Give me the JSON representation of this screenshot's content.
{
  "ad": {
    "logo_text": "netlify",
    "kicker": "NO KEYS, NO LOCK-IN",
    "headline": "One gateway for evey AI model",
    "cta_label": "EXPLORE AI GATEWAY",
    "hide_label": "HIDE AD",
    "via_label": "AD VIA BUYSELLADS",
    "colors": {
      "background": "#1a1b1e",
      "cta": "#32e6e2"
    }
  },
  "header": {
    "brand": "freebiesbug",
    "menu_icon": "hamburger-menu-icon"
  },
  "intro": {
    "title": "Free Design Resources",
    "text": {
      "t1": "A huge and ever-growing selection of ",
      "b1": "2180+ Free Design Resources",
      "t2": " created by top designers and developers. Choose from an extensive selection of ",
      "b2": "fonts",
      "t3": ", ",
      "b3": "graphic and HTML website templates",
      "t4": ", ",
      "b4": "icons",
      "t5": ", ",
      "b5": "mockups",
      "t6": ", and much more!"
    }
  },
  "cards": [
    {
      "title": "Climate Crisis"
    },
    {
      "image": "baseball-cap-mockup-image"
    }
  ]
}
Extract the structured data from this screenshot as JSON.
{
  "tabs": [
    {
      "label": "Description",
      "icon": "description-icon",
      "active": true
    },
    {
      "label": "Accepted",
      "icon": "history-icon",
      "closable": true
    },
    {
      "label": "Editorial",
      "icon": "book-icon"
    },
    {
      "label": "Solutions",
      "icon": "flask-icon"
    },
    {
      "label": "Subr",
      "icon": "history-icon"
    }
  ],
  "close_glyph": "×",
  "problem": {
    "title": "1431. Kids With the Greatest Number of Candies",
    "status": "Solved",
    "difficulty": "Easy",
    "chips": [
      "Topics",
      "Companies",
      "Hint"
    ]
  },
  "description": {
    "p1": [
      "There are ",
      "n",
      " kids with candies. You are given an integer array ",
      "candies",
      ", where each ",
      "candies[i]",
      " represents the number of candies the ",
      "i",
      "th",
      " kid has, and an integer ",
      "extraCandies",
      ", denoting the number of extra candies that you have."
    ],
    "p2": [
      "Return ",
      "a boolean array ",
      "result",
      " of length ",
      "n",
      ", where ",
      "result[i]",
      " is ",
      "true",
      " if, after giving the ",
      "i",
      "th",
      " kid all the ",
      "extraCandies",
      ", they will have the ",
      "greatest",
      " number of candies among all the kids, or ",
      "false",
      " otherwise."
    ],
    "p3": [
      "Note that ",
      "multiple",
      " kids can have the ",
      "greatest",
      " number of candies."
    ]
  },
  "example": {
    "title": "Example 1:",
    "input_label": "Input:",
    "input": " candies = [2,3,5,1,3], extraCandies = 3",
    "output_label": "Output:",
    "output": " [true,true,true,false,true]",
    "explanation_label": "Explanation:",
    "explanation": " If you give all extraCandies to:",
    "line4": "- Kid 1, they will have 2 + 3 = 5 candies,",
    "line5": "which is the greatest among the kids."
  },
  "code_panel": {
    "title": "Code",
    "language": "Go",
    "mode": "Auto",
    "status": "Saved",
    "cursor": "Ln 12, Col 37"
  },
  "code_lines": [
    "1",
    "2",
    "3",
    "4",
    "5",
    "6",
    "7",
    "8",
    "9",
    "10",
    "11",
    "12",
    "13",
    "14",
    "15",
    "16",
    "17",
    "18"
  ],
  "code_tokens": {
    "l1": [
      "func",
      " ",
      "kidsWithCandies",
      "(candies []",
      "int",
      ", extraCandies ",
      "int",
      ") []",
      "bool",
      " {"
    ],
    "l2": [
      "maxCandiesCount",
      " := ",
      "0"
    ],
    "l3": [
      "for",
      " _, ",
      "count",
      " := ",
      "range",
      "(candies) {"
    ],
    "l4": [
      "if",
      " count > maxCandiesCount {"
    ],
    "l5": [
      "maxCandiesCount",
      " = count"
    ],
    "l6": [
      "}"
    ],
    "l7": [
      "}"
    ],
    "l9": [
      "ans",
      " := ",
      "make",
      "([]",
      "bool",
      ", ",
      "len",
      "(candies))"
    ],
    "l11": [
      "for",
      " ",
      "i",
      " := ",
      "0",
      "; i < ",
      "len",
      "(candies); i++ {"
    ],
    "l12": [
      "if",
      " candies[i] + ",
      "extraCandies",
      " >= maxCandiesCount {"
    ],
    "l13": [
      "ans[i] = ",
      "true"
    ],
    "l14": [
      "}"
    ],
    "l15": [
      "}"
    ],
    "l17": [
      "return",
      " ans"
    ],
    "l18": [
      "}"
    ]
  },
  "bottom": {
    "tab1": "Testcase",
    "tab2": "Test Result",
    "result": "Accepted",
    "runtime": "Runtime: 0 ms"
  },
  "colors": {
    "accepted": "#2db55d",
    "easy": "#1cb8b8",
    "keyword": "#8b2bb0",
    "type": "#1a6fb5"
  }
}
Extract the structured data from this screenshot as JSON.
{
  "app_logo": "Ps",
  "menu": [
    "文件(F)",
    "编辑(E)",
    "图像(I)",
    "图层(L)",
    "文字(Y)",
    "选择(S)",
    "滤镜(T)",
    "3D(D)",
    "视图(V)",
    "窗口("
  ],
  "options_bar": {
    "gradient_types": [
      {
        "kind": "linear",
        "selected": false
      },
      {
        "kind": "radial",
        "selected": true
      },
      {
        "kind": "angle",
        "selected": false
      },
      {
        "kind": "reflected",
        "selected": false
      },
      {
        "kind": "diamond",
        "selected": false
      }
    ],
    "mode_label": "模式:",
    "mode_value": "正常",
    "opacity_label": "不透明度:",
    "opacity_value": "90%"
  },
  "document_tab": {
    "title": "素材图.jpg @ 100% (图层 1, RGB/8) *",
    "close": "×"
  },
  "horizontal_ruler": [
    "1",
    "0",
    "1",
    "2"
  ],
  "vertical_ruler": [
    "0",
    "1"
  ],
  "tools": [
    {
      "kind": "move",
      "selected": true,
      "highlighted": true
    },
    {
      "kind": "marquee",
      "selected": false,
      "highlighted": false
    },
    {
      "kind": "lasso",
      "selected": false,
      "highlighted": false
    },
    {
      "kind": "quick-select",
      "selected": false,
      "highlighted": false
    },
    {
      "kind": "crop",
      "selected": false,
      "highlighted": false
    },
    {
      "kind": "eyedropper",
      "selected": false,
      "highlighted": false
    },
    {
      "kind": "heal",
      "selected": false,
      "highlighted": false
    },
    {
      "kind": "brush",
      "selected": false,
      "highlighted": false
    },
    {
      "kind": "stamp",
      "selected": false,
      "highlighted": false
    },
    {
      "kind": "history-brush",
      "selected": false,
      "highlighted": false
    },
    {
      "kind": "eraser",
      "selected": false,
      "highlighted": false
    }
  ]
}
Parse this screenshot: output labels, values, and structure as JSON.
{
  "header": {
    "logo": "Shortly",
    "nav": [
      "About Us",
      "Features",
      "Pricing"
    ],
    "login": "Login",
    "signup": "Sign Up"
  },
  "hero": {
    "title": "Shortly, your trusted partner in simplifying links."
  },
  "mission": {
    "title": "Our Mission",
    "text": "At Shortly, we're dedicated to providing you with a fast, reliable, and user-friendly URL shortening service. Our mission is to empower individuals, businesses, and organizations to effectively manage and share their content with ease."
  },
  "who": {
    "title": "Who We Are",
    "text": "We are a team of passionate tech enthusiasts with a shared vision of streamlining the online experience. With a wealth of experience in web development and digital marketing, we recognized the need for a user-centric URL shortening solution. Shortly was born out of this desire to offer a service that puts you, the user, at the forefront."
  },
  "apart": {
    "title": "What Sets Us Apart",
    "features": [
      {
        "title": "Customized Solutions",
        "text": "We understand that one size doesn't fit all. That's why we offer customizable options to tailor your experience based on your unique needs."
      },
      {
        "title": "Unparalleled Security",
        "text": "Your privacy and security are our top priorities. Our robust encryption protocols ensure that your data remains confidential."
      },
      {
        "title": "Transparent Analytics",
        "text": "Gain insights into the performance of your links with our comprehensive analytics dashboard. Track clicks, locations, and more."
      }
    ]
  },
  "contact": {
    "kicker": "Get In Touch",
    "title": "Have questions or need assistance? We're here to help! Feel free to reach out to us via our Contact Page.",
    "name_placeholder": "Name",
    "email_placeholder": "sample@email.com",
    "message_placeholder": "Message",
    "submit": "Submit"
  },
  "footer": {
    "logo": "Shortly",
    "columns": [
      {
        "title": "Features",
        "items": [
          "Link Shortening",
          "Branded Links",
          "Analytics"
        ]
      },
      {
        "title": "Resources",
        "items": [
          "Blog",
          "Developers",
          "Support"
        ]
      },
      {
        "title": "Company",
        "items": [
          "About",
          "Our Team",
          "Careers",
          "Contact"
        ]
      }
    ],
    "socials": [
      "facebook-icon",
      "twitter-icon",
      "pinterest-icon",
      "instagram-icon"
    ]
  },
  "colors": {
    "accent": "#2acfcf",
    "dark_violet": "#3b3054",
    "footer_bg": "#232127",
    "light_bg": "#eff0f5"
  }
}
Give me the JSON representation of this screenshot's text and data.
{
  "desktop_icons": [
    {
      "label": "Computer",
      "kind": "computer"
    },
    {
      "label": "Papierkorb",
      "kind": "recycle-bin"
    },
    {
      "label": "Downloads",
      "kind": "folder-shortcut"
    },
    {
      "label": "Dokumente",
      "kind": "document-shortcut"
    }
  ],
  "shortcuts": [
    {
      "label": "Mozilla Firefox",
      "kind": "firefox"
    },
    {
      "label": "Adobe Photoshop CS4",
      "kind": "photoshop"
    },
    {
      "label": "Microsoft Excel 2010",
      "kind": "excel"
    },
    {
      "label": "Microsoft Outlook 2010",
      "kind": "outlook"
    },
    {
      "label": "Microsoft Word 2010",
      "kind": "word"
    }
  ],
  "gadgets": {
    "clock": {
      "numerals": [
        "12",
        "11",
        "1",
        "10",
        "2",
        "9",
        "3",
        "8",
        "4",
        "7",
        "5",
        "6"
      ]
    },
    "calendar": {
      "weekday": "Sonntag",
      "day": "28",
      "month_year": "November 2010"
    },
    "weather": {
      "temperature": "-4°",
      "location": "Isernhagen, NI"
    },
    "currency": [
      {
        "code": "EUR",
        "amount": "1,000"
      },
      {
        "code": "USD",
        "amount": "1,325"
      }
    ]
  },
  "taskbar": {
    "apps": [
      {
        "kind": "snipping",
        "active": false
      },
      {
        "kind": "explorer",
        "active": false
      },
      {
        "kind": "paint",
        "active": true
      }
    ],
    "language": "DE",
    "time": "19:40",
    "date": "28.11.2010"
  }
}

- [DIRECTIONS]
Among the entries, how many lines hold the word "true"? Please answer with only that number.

- [OUTPUT BELOW]
9